**Work request**
In the entries below, count the lines that include the word "Manager" and reply with the number alone.

**Task material**
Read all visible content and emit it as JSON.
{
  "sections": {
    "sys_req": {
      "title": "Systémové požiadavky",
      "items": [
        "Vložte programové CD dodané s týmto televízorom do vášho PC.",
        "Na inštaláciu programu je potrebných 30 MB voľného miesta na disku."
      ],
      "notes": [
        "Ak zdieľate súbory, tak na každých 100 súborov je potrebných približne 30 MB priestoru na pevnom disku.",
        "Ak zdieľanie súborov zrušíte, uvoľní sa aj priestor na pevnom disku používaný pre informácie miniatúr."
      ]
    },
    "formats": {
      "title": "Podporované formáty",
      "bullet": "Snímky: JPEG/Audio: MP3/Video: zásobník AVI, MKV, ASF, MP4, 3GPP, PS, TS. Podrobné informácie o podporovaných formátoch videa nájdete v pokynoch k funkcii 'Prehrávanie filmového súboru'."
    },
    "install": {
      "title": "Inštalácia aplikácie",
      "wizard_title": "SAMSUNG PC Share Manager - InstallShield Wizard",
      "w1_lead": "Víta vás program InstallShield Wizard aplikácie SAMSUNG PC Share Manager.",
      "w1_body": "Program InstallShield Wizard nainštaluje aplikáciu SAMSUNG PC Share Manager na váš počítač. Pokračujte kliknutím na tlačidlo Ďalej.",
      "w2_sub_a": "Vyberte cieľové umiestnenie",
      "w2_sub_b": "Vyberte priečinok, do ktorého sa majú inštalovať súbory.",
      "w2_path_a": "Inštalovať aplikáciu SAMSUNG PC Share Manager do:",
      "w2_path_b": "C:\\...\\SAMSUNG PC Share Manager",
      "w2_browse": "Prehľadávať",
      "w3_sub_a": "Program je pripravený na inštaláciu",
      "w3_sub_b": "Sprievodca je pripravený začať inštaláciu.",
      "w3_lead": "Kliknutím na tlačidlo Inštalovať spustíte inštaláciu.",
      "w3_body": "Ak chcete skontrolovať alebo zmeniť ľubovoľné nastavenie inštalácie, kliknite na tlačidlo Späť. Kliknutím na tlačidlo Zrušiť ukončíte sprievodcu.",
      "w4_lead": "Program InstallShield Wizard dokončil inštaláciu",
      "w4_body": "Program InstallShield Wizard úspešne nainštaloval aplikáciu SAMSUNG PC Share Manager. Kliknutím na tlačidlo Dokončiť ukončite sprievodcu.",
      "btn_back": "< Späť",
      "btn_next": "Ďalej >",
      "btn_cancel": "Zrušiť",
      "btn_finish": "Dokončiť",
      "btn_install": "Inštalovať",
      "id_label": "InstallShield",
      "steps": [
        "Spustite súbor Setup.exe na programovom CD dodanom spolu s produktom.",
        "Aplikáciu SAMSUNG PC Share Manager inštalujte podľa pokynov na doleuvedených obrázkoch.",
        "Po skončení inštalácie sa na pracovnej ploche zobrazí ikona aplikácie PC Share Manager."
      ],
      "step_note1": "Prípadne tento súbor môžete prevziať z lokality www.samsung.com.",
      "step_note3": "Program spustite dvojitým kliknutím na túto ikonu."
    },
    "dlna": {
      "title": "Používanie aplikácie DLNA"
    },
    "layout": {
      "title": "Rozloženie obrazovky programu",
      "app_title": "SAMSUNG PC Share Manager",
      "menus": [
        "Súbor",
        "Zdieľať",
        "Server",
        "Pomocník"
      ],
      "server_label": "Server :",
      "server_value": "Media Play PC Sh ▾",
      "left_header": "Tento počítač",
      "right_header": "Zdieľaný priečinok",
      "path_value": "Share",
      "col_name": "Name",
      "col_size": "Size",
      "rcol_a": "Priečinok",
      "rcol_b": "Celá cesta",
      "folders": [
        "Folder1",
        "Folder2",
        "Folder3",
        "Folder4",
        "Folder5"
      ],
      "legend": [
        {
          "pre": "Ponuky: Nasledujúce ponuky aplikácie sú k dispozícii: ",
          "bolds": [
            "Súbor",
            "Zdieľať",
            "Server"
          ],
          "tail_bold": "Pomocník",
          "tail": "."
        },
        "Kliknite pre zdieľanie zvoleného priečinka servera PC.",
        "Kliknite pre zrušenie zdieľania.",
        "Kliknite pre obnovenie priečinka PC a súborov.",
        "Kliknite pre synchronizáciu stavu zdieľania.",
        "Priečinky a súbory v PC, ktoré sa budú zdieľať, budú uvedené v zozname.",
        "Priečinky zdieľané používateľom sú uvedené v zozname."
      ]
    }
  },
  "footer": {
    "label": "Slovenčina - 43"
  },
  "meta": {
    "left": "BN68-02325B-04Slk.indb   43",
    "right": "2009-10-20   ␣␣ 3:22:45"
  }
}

**Answer to the problem**
9